This week marks the start of the 2018 Free From Food Awards (#FFFA18) and another stint of judging, something that has become a real highlight of my year, especially as it brings a highlight to an otherwise grey and somewhat miserable month following the excitements of Christmas. Ever since the list of fellow judges reached my inbox, I’ve been looking forward to the day itself as I will be a judging a new category to me with a group of fantastic bloggers and friends that I’ve got to know over the last few years and I’ve no doubt it’ll be a day filled with laughter and chatter and good-natured banter.

However, with the FFFA just around the corner, I’ve realised that I owe an apology to a fellow judge from last year’s awards, who gave G in particular a great opportunity after we met and who I never got round to thanking via my blog. Mike and I were fortunate to meet Nicki, a Brand manager from Tesco, who was keen to send some samples of the then new range of Freefrom chilled meals that Tesco were about to launch. A cool box of meals arrived with us and G, Mike and I all enjoyed trying and tasting the variety available to anyone looking for a gluten-, dairy- and egg-free ready meal. They weren’t all to G’s taste, but it was wonderful to see the selection she was able to choose from for dinner.
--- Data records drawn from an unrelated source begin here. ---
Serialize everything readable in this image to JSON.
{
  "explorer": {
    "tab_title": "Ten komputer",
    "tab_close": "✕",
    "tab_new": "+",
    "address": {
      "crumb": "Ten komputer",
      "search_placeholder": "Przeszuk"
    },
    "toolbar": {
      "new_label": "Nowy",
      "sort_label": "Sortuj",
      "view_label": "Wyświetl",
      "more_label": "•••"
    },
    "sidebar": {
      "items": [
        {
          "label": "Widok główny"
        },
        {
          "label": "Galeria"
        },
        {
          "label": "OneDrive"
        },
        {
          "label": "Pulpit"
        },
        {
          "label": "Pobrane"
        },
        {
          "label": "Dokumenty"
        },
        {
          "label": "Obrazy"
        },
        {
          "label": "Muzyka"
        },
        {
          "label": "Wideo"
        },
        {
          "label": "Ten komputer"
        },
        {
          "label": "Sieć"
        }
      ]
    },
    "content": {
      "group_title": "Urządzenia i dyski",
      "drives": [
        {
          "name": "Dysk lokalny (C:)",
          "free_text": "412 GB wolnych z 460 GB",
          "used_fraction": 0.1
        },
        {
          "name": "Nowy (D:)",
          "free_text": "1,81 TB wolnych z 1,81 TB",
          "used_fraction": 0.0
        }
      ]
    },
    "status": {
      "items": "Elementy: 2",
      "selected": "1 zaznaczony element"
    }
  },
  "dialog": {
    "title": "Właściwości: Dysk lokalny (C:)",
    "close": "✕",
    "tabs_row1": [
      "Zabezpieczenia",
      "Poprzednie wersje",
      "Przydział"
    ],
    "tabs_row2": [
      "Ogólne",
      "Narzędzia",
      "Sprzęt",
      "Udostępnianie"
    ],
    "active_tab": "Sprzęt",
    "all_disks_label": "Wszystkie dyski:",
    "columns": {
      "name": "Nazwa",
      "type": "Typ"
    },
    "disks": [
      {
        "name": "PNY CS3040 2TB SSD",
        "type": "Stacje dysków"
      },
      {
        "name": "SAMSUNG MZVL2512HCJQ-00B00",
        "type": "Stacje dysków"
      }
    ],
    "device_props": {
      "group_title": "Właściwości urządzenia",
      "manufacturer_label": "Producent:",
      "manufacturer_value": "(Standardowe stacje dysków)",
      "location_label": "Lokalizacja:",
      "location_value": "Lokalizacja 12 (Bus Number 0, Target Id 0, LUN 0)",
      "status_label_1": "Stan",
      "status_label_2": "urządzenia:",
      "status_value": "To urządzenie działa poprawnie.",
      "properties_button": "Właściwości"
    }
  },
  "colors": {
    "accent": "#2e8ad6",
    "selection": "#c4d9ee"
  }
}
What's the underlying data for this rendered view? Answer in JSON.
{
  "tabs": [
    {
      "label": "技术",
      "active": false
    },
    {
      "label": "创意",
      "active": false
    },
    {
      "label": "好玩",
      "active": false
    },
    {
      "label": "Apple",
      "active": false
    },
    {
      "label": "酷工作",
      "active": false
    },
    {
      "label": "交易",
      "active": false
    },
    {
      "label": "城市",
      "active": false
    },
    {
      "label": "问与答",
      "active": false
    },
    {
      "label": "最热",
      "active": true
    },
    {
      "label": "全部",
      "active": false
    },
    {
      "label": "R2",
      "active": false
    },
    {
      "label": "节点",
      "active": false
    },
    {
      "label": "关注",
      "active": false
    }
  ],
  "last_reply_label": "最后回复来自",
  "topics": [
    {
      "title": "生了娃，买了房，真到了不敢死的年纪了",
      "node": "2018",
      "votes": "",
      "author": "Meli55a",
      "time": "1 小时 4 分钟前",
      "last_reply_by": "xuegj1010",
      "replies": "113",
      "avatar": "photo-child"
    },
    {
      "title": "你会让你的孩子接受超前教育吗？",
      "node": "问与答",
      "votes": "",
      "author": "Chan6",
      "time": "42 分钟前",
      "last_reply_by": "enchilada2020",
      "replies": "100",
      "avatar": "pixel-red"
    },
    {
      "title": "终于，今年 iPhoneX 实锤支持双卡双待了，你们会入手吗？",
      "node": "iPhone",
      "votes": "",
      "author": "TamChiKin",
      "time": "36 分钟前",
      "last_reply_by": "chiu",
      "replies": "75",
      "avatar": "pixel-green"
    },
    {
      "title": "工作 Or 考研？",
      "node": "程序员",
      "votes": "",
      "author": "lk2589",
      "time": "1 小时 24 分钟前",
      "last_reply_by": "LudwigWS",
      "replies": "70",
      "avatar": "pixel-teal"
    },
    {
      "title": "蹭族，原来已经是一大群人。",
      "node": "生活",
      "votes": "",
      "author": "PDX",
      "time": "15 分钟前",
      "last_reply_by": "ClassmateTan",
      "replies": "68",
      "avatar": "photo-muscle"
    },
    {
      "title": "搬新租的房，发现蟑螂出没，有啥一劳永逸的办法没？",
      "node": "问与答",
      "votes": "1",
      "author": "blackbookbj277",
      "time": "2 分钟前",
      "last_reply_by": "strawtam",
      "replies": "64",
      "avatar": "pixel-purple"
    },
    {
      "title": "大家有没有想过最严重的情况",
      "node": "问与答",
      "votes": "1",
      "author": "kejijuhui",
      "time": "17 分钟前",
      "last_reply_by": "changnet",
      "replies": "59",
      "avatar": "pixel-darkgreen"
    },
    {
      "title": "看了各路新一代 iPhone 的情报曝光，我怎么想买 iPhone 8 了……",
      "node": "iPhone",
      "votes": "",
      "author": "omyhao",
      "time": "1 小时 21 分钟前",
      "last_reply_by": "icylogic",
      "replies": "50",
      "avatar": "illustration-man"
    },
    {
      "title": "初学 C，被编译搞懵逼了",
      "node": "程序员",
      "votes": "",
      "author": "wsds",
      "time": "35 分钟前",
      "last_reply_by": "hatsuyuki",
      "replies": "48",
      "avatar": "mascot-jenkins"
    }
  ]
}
From traditional Chicken Hotpot with stuffing and Beef casserole with dumplings – both of which G loved – to the more exotic flavours of Katsu Chicken curry and Green Thai Chicken curry – which became firm favourites with Mike and me – there really is something for everyone. G is not always the bravest when it comes to trying new dishes and some of these really did push her taste buds to their absolute limit, but I was impressed, for the most part, with the quality of the meals as well as their flavours. The biggest disappointment was the two Italian dishes: Chicken, Bacon and Mushroom pasta and Pulled Beef and Red Wine Ragu with Spaghetti, neither of which survived being frozen and then recooked at a later date. Both the pasta and the sauces became watery and were, in our opinion, frankly inedible by the time they reached the table. It was disappointing as pasta is usually a favourite in our household, but having had surprising successes with some of the other meals, my overall review would definitely be positive about this new range. As much as I love to cook from scratch, and usually do, the opportunity to be able to keep a few firm favourites in the freezer for those unexpected times when being able to throw something into either the oven or microwave is much-needed is absolutely invaluable to me as a working Mum and I’m grateful to Tesco for creating these dishes.

Just the other day, I was reminded once again of just how far the supermarkets have come with their allergy-friendly offerings since our freefrom journey started, when I spotted this fantastic array of dairy-free choices in the fridges of our local Tesco. It was an absolute delight to be able to take my time exploring all that was there to see what treats I could find for G to enjoy at the end of her meals. These are exciting times for those of us in the allergy community as more and more shops, cafes and restaurants strive to improve and increase what they offer to those on restricted diets and I’m delighted to be a part of it.